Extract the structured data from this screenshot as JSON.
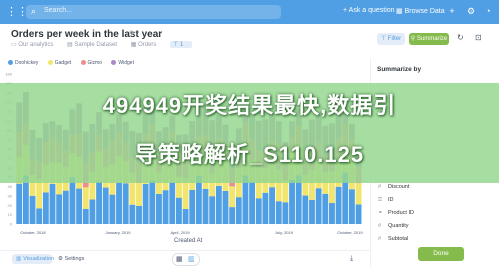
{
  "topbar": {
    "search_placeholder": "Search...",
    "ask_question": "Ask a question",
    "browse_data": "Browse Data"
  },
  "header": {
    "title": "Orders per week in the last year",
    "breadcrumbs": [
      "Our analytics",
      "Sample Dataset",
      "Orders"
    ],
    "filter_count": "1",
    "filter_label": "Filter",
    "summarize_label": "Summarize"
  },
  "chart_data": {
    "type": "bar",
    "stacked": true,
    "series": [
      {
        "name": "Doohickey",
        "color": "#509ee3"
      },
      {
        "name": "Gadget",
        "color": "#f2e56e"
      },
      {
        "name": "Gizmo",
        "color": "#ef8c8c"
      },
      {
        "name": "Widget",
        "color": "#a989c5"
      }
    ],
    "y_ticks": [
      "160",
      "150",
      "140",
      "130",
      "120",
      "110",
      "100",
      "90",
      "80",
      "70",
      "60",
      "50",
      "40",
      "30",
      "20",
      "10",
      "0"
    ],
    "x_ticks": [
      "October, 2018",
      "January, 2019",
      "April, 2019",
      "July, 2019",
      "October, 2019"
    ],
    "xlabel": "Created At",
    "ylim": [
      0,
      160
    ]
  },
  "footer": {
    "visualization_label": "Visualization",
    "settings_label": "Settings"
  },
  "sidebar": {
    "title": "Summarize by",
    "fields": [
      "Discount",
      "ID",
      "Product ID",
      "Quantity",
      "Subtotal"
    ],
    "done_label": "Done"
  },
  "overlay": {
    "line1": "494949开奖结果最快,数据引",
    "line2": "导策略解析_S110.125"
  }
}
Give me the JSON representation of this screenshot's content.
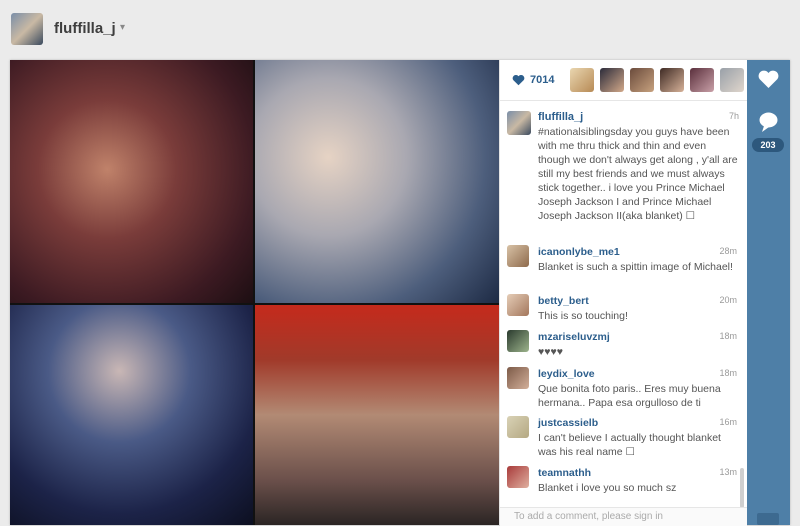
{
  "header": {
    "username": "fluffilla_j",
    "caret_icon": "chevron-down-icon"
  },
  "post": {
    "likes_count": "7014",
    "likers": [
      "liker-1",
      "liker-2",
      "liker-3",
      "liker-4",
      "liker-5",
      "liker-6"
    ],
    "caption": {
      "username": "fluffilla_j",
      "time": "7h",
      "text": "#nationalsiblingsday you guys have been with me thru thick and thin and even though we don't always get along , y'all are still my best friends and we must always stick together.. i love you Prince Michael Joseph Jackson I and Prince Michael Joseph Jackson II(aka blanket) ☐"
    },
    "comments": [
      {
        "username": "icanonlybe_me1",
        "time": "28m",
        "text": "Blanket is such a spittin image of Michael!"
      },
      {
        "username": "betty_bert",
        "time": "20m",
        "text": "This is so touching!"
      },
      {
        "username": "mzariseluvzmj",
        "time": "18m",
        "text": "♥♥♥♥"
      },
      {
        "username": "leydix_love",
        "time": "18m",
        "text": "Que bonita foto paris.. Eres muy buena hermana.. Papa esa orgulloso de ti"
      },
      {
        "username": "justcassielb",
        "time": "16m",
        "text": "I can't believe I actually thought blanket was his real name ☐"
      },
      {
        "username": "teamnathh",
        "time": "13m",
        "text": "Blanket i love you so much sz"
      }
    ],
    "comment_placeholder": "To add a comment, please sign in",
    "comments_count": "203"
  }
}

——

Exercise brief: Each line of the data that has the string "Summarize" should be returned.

Exercise response:
    "summarize_label": "Summarize"
    "title": "Summarize by",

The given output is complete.